Old clipping decribing Cowles visitPhoto:“In the days of GC Cowles, a visitation by the Sovereign Grand Commander often made the headlines of local newspapers.”

Cowles maintained journals of his adventures, but his corresponding scrapbooks are unique in their recollection and depiction of 20th-century American history. Our museum has twenty-five leather-bound volumes with the Scottish Rite’s double-headed eagle embossed on the cover. These beautifully bound books contain hand-drawn artwork of Masonic symbols on the title page and handsome calligraphy throughout. These treasures are one-of-a-kind and emphasize the importance the fraternity has had in American history. I think that the albums kept by SGC Cowles have the most interesting historical information about Masonic activities that occurred during his lifetime.

Inside the scrapbooks are a variety of artifacts including newspaper clippings, photographs, autographs, personal letters, postcards, and more. In the days of GC Cowles, a visitation by the Sovereign Grand Commander often made the headlines of local newspapers.

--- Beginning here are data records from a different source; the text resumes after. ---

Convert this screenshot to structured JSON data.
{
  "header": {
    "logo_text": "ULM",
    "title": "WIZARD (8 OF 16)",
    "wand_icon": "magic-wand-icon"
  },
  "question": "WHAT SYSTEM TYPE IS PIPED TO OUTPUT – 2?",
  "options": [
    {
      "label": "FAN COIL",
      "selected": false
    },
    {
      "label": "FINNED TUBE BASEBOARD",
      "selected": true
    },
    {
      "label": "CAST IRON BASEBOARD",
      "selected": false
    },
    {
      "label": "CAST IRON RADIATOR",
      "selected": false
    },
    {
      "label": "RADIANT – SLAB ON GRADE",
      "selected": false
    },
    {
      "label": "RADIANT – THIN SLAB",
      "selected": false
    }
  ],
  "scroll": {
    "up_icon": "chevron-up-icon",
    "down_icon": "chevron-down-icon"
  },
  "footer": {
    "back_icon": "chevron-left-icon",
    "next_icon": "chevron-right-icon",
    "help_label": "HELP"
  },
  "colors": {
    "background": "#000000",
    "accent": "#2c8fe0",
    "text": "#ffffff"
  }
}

John Henry Cowles, 33°, Sovereign Grand Inspector General in Kentucky and Sovereign Grand Commander of the Supreme Council, 33°, Ancient and Accepted Scottish Rite of Freemasonry, Southern Jurisdiction, USA began his Masonic career by petitioning Louisville Lodge No. 400, F. & A.M. on July 6, 1888. He collected ephemera throughout his entire time as a Mason. Stay tuned for future highlights from his scrapbooks of these unique archival materials.